Segment Start: RECORDS
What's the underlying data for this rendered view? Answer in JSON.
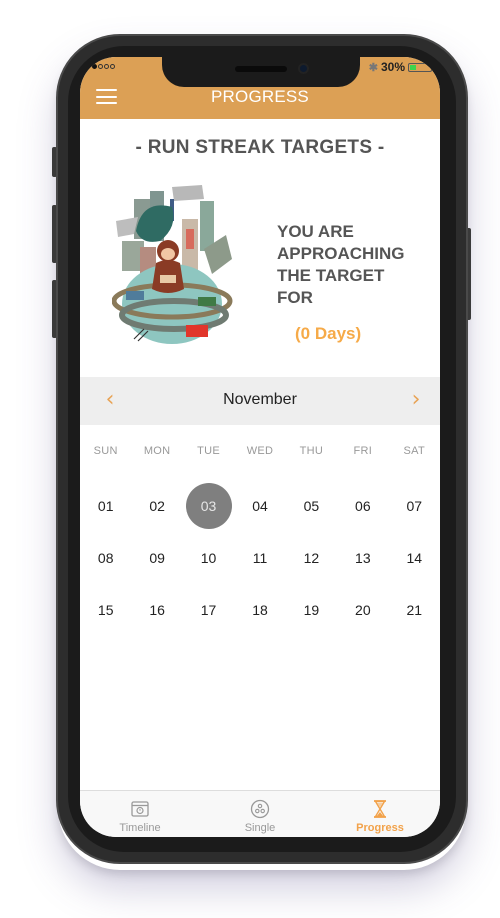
{
  "status_bar": {
    "signal_bars_filled": 1,
    "signal_bars_total": 4,
    "battery_percent_label": "30%",
    "battery_level": 0.3
  },
  "header": {
    "title": "PROGRESS",
    "menu_icon": "hamburger-menu-icon",
    "background_color": "#dca055"
  },
  "section": {
    "title": "- RUN STREAK TARGETS -",
    "illustration": "monkey-meditating-on-globe-city-illustration",
    "message_lines": [
      "YOU ARE",
      "APPROACHING",
      "THE TARGET",
      "FOR"
    ],
    "days_label": "(0 Days)",
    "accent_color": "#f6aa48"
  },
  "calendar": {
    "month": "November",
    "prev_icon": "chevron-left-icon",
    "next_icon": "chevron-right-icon",
    "weekdays": [
      "SUN",
      "MON",
      "TUE",
      "WED",
      "THU",
      "FRI",
      "SAT"
    ],
    "days": [
      "01",
      "02",
      "03",
      "04",
      "05",
      "06",
      "07",
      "08",
      "09",
      "10",
      "11",
      "12",
      "13",
      "14",
      "15",
      "16",
      "17",
      "18",
      "19",
      "20",
      "21"
    ],
    "selected_day": "03"
  },
  "tabbar": {
    "tabs": [
      {
        "label": "Timeline",
        "icon": "calendar-clock-icon",
        "active": false
      },
      {
        "label": "Single",
        "icon": "three-dots-circle-icon",
        "active": false
      },
      {
        "label": "Progress",
        "icon": "hourglass-icon",
        "active": true
      }
    ],
    "active_color": "#f2a24a"
  }
}
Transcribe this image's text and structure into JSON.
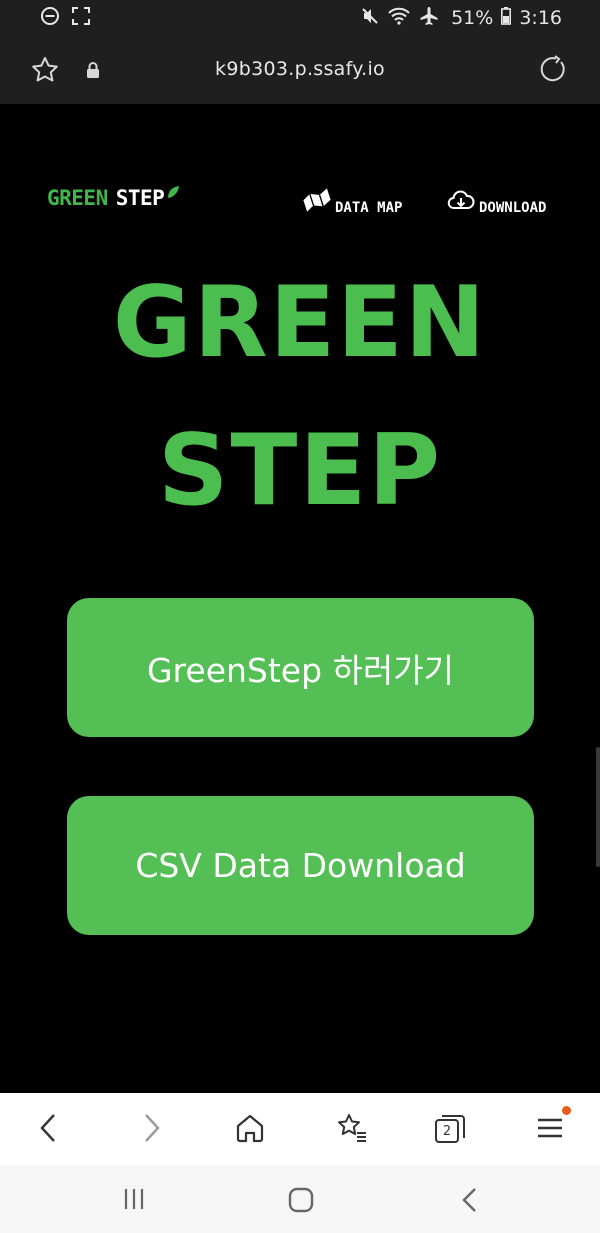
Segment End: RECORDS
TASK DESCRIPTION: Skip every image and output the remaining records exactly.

RESPONSE BOX:
What's the underlying data for this rendered view? Answer in JSON.
{
  "status_bar": {
    "signal_bars_filled": 1,
    "signal_bars_total": 4,
    "battery_percent_label": "30%",
    "battery_level": 0.3
  },
  "header": {
    "title": "PROGRESS",
    "menu_icon": "hamburger-menu-icon",
    "background_color": "#dca055"
  },
  "section": {
    "title": "- RUN STREAK TARGETS -",
    "illustration": "monkey-meditating-on-globe-city-illustration",
    "message_lines": [
      "YOU ARE",
      "APPROACHING",
      "THE TARGET",
      "FOR"
    ],
    "days_label": "(0 Days)",
    "accent_color": "#f6aa48"
  },
  "calendar": {
    "month": "November",
    "prev_icon": "chevron-left-icon",
    "next_icon": "chevron-right-icon",
    "weekdays": [
      "SUN",
      "MON",
      "TUE",
      "WED",
      "THU",
      "FRI",
      "SAT"
    ],
    "days": [
      "01",
      "02",
      "03",
      "04",
      "05",
      "06",
      "07",
      "08",
      "09",
      "10",
      "11",
      "12",
      "13",
      "14",
      "15",
      "16",
      "17",
      "18",
      "19",
      "20",
      "21"
    ],
    "selected_day": "03"
  },
  "tabbar": {
    "tabs": [
      {
        "label": "Timeline",
        "icon": "calendar-clock-icon",
        "active": false
      },
      {
        "label": "Single",
        "icon": "three-dots-circle-icon",
        "active": false
      },
      {
        "label": "Progress",
        "icon": "hourglass-icon",
        "active": true
      }
    ],
    "active_color": "#f2a24a"
  }
}
Transcribe this image's text and structure into JSON.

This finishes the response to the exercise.